Stored records
───
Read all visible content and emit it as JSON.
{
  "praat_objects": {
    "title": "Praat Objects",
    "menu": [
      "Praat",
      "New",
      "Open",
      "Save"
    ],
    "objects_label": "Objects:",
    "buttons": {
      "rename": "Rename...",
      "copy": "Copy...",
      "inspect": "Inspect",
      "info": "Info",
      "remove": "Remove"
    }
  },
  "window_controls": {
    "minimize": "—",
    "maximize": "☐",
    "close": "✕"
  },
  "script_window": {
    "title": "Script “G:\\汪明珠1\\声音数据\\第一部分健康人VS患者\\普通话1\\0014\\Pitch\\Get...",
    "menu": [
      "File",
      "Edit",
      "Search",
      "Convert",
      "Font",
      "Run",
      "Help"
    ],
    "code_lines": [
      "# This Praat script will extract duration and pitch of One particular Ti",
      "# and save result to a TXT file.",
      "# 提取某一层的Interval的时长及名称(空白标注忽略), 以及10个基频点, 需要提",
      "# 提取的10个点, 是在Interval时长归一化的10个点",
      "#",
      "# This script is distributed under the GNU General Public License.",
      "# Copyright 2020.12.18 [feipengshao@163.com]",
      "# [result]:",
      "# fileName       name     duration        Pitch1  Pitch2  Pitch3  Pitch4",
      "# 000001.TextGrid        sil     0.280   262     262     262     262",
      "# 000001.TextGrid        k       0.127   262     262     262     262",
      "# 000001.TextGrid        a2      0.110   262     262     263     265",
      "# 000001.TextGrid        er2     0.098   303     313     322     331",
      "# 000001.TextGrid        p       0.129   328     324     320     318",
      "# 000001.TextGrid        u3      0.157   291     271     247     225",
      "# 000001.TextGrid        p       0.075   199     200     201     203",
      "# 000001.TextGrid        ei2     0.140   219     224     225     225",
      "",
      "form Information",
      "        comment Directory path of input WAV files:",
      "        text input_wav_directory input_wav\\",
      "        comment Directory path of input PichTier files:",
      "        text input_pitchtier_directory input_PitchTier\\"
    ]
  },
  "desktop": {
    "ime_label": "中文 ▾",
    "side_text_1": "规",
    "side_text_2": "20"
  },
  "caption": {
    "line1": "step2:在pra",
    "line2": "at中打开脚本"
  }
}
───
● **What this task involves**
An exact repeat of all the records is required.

● **Exercise result**
Read all visible content and emit it as JSON.
{
  "praat_objects": {
    "title": "Praat Objects",
    "menu": [
      "Praat",
      "New",
      "Open",
      "Save"
    ],
    "objects_label": "Objects:",
    "buttons": {
      "rename": "Rename...",
      "copy": "Copy...",
      "inspect": "Inspect",
      "info": "Info",
      "remove": "Remove"
    }
  },
  "window_controls": {
    "minimize": "—",
    "maximize": "☐",
    "close": "✕"
  },
  "script_window": {
    "title": "Script “G:\\汪明珠1\\声音数据\\第一部分健康人VS患者\\普通话1\\0014\\Pitch\\Get...",
    "menu": [
      "File",
      "Edit",
      "Search",
      "Convert",
      "Font",
      "Run",
      "Help"
    ],
    "code_lines": [
      "# This Praat script will extract duration and pitch of One particular Ti",
      "# and save result to a TXT file.",
      "# 提取某一层的Interval的时长及名称(空白标注忽略), 以及10个基频点, 需要提",
      "# 提取的10个点, 是在Interval时长归一化的10个点",
      "#",
      "# This script is distributed under the GNU General Public License.",
      "# Copyright 2020.12.18 [feipengshao@163.com]",
      "# [result]:",
      "# fileName       name     duration        Pitch1  Pitch2  Pitch3  Pitch4",
      "# 000001.TextGrid        sil     0.280   262     262     262     262",
      "# 000001.TextGrid        k       0.127   262     262     262     262",
      "# 000001.TextGrid        a2      0.110   262     262     263     265",
      "# 000001.TextGrid        er2     0.098   303     313     322     331",
      "# 000001.TextGrid        p       0.129   328     324     320     318",
      "# 000001.TextGrid        u3      0.157   291     271     247     225",
      "# 000001.TextGrid        p       0.075   199     200     201     203",
      "# 000001.TextGrid        ei2     0.140   219     224     225     225",
      "",
      "form Information",
      "        comment Directory path of input WAV files:",
      "        text input_wav_directory input_wav\\",
      "        comment Directory path of input PichTier files:",
      "        text input_pitchtier_directory input_PitchTier\\"
    ]
  },
  "desktop": {
    "ime_label": "中文 ▾",
    "side_text_1": "规",
    "side_text_2": "20"
  },
  "caption": {
    "line1": "step2:在pra",
    "line2": "at中打开脚本"
  }
}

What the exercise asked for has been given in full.